> [WHAT IS BEING ASKED]
A word-for-word copy of the entries is the only acceptable reply.

> [MATERIAL PROVIDED]
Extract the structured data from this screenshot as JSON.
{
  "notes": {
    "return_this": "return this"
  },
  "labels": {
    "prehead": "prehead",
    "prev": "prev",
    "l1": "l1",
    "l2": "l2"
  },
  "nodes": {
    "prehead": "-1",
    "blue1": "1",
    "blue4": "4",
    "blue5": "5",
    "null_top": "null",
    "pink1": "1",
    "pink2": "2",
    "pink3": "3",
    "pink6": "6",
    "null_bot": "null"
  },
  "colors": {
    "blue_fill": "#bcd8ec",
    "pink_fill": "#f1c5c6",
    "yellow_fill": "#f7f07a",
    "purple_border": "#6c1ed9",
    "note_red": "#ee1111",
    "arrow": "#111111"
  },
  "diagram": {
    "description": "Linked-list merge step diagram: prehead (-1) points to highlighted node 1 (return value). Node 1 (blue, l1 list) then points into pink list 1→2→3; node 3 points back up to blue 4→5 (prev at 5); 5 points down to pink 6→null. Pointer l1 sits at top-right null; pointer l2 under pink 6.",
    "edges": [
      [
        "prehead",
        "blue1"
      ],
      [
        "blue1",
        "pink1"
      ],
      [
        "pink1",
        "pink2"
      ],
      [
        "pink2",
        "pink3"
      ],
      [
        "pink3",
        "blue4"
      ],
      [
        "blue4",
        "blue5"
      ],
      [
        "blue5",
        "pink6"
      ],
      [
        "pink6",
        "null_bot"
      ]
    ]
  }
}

> [EXERCISE SOLUTION]
Extract the structured data from this screenshot as JSON.
{
  "notes": {
    "return_this": "return this"
  },
  "labels": {
    "prehead": "prehead",
    "prev": "prev",
    "l1": "l1",
    "l2": "l2"
  },
  "nodes": {
    "prehead": "-1",
    "blue1": "1",
    "blue4": "4",
    "blue5": "5",
    "null_top": "null",
    "pink1": "1",
    "pink2": "2",
    "pink3": "3",
    "pink6": "6",
    "null_bot": "null"
  },
  "colors": {
    "blue_fill": "#bcd8ec",
    "pink_fill": "#f1c5c6",
    "yellow_fill": "#f7f07a",
    "purple_border": "#6c1ed9",
    "note_red": "#ee1111",
    "arrow": "#111111"
  },
  "diagram": {
    "description": "Linked-list merge step diagram: prehead (-1) points to highlighted node 1 (return value). Node 1 (blue, l1 list) then points into pink list 1→2→3; node 3 points back up to blue 4→5 (prev at 5); 5 points down to pink 6→null. Pointer l1 sits at top-right null; pointer l2 under pink 6.",
    "edges": [
      [
        "prehead",
        "blue1"
      ],
      [
        "blue1",
        "pink1"
      ],
      [
        "pink1",
        "pink2"
      ],
      [
        "pink2",
        "pink3"
      ],
      [
        "pink3",
        "blue4"
      ],
      [
        "blue4",
        "blue5"
      ],
      [
        "blue5",
        "pink6"
      ],
      [
        "pink6",
        "null_bot"
      ]
    ]
  }
}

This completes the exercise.